  • Platts PJ, Omeny PA, Marchant R (2015). AFRICLIM: high-resolution climate projections for ecological applications in Africa. African Journal of Ecology 53, 103-108.


QGIS 2.10 Pisa is out!

The new QGIS 2.10 (Pisa) has been released, with many great new features, tweaks and enhancements. Check out the changelog for the highlights (you’ll need some time, it is again an impressive list of improvements and new features).

The source code and binaries for Windows, Debian and Ubuntu are already available via the large download link on the QGIS home page.  More packages will follow as soon as the package maintainers finish their work.

A big thanks to the developers, this is again an impressive piece of work!

Update of r.forestfrag addon for GRASS GIS 7.0

Riitters et al. (2000) proposed a quick approach to measure the degree of forest fragmentation that could be relatively easily implemented and which only required a map with forest and non-forest. Following their approach, Sylla consult created a shell script for GRASS GIS 6.4 to create a raster layer with six categories (non-forest, patch, transitional, edge, perforated, interior and undetermined) as a measure of forest fragmentation. See their blog post with an explanation how the script works or the above-cited article for a more in-depth description.

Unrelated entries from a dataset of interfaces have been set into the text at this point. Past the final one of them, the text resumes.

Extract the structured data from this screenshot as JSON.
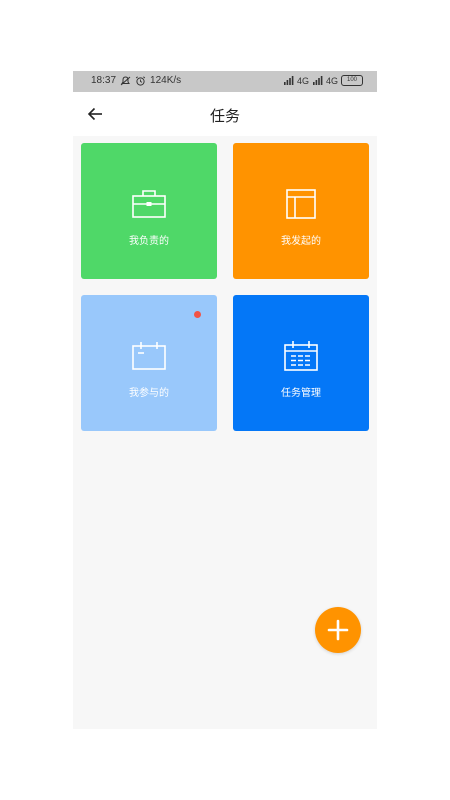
{
  "status_bar": {
    "time": "18:37",
    "speed": "124K/s",
    "network1": "4G",
    "network2": "4G",
    "battery": "100"
  },
  "header": {
    "title": "任务"
  },
  "tiles": [
    {
      "label": "我负责的",
      "color": "#4fd868",
      "icon": "briefcase-icon"
    },
    {
      "label": "我发起的",
      "color": "#ff9300",
      "icon": "layout-icon"
    },
    {
      "label": "我参与的",
      "color": "#99c8fb",
      "icon": "calendar-blank-icon"
    },
    {
      "label": "任务管理",
      "color": "#0477f7",
      "icon": "calendar-list-icon"
    }
  ],
  "colors": {
    "badge": "#f25345",
    "fab": "#ff9300"
  },
  "fab": {
    "icon": "plus-icon"
  }
}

I adapted the script to make it work on GRASS 7.0, including some further improvements, such as the option to select the size of the moving window, the option to trim the output layer to avoid the edge effect that comes with moving-window calculations and the option to keep intermediate layers.

I have now rewritten the script as a Python addon. See here for the manual page. Continue reading “Update of r.forestfrag addon for GRASS GIS 7.0”

Locus Map Pro carries its support for MBTiles to the next level

I wrote before about the MBtiles format, a convenient format to store tiled maps in a single portable sqlite database. Probably the easiest way to create them is with Tilemill, as described here. The format is supported by amongst others QGIS, but it is especially suitable for use with map viewers on your mobile device.

The format is now supported by various mobile map viewers, including e.g., Geopaparazzi and OruxMaps. One I like for its rich set of features is Locus Map Pro. I normally only write about open source, but I think the developer of this app deserves some credit for being one of the first (as far as I am aware of) to support the MBtiles format.  Up to very recently you could only view maps in MBtiles format (similar to the other viewers mentioned above), but with the latest update support for the UTFgrid feature has been added.This basically adds interactivity to your map.
Continue reading “Locus Map Pro carries its support for MBTiles to the next level”

Rescale your raster data layer

Sometimes you want to rescale a raster layer, e.g., to reduce the number of categories, or to create a common scale for different raster layers. Very basic of course, so you can expect to find an appropriate function in any self-respecting GIS software. Just be aware that different terms are being used for the same thing, e.g., scale in gdal, rescale in GRASS and normalize in SAGA GIS. Below a few ways to do this using my favourite GIS programs: GRASS GIS, QGIS, SAGA GIS or gdal. Continue reading “Rescale your raster data layer”